Plant scientists at University of Wisconsin Madison are using Pegasus to generate movies of plant root growth and analyze images collected via time-lapse photography. Another project samples forest locations to characterize the understory vegetation to determine how different plant species are distributed in the woods.
Edgar Spalding, a Professor of Botany and Faculty Affiliate of Biomedical Engineering is processing electronic images with computer algorithms can render some important aspects of plant development into a numerical format compatible with bioinformatics analysis. For example, the midline of an object, such as a root or a stem, contains much information about the size and shape of the object. Quantifying midline length and curvature distribution is one means of quantifying the size and shape of the object. The diagram shows a seedling root responding to gravity at three points in time. A midline is calculated. Curvature is calculated at each point along the midline, color-coded, and superimposed on the midline.

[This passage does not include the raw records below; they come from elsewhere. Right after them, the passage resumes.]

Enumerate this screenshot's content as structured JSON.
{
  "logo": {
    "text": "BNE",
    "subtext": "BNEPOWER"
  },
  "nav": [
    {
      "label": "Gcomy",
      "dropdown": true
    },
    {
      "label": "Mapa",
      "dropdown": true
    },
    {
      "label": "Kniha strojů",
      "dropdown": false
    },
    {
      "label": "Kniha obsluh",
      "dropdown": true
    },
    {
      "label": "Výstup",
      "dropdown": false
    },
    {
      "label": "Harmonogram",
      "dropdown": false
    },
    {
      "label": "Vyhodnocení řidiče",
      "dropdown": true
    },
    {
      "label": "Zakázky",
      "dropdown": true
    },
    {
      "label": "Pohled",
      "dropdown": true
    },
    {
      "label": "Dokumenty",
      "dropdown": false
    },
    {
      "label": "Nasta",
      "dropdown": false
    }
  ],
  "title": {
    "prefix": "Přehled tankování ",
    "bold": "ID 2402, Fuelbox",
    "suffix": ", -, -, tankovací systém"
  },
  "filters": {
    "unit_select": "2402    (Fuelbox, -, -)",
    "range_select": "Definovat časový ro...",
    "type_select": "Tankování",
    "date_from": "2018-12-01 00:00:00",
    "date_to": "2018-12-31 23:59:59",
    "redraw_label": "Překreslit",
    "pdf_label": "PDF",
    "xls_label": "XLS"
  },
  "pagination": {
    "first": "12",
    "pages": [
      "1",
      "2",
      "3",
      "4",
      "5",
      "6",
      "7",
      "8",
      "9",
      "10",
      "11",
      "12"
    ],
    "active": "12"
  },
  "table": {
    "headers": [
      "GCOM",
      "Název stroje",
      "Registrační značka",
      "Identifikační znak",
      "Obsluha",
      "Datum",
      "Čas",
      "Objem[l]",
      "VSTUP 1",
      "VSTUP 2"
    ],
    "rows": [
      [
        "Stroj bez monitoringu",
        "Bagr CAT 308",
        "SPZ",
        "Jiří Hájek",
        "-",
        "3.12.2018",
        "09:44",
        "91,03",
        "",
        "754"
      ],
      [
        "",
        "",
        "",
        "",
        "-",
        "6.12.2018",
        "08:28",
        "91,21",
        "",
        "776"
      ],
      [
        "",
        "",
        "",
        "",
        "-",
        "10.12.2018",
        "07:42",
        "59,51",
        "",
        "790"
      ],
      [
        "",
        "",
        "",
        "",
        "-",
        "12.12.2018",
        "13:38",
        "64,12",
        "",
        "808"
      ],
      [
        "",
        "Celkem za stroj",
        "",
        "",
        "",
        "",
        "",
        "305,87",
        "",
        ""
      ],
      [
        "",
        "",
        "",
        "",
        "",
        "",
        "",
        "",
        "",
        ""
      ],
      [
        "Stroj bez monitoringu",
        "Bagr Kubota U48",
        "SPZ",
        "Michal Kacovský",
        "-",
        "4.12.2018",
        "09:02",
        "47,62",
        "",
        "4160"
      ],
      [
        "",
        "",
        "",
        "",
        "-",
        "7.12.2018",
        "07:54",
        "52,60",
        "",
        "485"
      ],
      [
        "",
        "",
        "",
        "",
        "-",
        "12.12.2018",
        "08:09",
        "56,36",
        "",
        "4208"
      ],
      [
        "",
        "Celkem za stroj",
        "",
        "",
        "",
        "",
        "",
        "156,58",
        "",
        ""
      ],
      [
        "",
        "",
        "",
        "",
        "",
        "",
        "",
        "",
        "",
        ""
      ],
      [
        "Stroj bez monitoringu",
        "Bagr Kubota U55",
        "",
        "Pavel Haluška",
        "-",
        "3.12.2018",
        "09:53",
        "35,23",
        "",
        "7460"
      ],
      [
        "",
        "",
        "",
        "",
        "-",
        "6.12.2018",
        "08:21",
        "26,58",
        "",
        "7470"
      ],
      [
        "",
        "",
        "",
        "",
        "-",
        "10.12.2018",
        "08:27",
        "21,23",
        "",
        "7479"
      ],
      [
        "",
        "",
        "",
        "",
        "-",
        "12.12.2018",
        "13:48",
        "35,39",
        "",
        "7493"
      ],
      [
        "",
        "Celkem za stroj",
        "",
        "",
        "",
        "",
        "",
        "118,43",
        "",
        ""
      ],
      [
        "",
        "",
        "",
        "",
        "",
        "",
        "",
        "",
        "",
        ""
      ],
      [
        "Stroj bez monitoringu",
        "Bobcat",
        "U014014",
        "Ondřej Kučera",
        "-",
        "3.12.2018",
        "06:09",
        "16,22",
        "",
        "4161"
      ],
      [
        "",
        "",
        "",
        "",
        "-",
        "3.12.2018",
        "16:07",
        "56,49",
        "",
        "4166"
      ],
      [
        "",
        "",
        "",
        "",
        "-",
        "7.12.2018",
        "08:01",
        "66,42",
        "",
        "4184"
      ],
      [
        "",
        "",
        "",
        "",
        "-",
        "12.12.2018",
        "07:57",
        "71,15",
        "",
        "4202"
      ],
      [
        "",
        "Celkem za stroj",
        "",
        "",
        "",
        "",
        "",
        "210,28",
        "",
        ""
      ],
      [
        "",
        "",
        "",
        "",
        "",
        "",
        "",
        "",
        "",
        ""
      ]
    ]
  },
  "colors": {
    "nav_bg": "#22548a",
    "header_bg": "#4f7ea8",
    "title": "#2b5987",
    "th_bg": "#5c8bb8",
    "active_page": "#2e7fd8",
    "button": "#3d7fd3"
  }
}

Acquiring images every two minutes enables the biology to be quantitatively described with high spatiotemporal resolution. High throughput data acquisition coupled with high throughput computing makes genome-scale experiments feasible. A workflow (left) involving Pegasus WMS and UW Madison’s CHTC has processed hundreds of thousands of images and in some projects performed the statistical calculations required for genetic mapping, the first steps in identifying genes responsible for the quantified features. More about this project can be found at their website: http://www.botany.wisc.edu/spalding.htm